Working from Home: Advice from an Employer
Updated: Apr 8
When I started Saddle Oak Software in 2008, I set it up from the very beginning to support remote workers. I love working from home, and I felt that I could easily manage my people remotely. It has worked out incredibly well, although I’ve definitely learned some lessons along the way. With the coronavirus outbreak forcing most everyone into remote work, here are 5 pro tips for employers (particularly small businesses) who are trying to figure out how to support remote employees – from someone who has been doing it for a long time.
1. Trust your employees. If you’ve hired good people, you don’t have to worry about them. They *want* to do a good job. If you don’t trust someone to work remotely, then they aren’t going to succeed whether they are at home or in the office.
2. Focus on outcomes, not actions -- When I tell people how we work at SOS, the first question everyone always asks is “how do you know people are doing their work?” My response is always “how could you not?” If I can’t look at someone’s output for the day/week/month and tell if they are getting their stuff done, that’s on me as a manager. If you have to physically watch someone do their work, trust me, that’s going to be a bad situation whether or not you are working remotely. So don’t worry about when, where, or how they are doing their work – worry about what the results look like at the end.
3. If the dog barks, it’s OK. Another reason business owners tell me that they won’t let employees work remotely is that it’s not professional if an employee is on the phone and the other person can hear a dog, a baby, or whatever in the background. That can be true, but it’s rare in my experience. It’s harder to hear ambient sounds than you might think, especially with a quality microphone. Plus, as long as it’s a one-time thing, people understand. I’ve been on calls with screaming kids (including my own), barking dogs (including my own), and lots of other random noises. It’s never been a problem. When it happens on my end, I just say “oops, sorry – working from home today,” handle whatever situation has come up, and move on. It’s not a big deal. Don’t let this stop you from moving to remote work.
4. Support people’s need for human interaction. Introverts like me are usually thrilled to work at home.

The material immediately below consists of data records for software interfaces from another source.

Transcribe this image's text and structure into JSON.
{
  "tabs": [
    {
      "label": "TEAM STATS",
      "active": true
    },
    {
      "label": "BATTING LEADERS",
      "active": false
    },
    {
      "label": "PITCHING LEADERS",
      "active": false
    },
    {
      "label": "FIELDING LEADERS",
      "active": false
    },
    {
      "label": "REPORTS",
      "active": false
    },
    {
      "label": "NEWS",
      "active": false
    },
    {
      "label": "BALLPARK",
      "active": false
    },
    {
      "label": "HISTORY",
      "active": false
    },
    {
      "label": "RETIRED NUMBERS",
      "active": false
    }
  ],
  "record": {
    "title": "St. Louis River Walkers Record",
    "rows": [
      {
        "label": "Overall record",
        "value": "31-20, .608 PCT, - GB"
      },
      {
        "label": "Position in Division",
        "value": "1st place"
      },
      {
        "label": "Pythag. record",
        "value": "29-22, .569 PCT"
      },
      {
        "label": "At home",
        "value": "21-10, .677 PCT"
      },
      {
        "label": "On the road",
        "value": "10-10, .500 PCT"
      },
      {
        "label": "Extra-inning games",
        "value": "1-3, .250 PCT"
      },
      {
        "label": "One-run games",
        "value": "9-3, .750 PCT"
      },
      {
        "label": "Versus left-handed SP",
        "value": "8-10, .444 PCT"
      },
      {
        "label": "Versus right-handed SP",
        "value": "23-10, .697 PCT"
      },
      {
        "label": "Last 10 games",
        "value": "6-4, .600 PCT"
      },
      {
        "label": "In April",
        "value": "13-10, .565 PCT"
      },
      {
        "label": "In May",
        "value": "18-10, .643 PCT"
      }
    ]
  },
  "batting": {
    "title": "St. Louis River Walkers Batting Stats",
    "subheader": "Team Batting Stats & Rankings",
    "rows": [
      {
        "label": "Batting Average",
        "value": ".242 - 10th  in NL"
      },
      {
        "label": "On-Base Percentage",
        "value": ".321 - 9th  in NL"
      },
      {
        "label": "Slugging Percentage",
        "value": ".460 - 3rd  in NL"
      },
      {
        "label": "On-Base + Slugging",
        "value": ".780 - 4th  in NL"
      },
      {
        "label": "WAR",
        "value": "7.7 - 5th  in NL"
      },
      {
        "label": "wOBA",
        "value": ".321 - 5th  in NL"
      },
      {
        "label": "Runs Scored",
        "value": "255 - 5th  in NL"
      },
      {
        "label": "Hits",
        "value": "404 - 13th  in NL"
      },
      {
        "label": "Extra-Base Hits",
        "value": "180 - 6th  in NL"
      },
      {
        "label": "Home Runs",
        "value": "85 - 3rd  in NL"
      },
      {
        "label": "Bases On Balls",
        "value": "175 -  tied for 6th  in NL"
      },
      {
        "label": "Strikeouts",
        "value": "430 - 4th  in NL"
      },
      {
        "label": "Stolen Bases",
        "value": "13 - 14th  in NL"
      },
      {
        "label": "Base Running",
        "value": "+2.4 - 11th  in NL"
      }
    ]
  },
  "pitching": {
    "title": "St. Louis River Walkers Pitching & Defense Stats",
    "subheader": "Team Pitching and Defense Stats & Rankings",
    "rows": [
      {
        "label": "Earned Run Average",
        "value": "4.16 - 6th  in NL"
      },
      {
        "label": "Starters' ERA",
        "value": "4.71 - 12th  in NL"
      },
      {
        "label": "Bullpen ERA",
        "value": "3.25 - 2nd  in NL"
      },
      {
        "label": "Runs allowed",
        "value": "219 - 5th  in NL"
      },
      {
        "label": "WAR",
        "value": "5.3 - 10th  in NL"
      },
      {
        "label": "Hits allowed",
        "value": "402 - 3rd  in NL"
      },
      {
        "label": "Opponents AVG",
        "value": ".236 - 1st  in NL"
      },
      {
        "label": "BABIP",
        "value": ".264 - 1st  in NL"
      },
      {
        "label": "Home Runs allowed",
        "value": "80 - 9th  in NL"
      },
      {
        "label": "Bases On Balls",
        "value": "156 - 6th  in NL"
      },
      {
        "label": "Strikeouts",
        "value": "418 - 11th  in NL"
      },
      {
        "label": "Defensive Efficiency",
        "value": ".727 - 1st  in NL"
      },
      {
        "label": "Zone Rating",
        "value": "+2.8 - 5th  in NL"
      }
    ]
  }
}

However, most humans really enjoy interacting with other people (or so I’ve heard). :-) Anyway, you’ve got to support both. So when you have virtual meetings, don’t always jump right into the meeting. Allow a little time for small talk and employee bonding. It might seem like a silly thing, but it goes a long way. Also, it helps when you can get everyone together for a group lunch on a regular basis, but that’s probably not the best idea in the age of coronavirus.
5. Use cloud-based software tools. This is 2020, folks. There is a cloud-based tool for EVERYTHING, and I promise you that it’s cheaper and better than whatever you are using now. Once you make the switch, you’ll never go back. Everything we use at SOS is cloud-based. There is not one single thing that an SOS employee has to go into the office to use. We have exactly zero electronic data stored in our office, and it’s glorious. So take this as a golden opportunity to move your email, your accounting, your operations, and literally everything else out of your office and into the cloud.
Bottom line – moving to remote work will have less of an impact than you expect, and in the long-run, your employees will be much happier and more productive.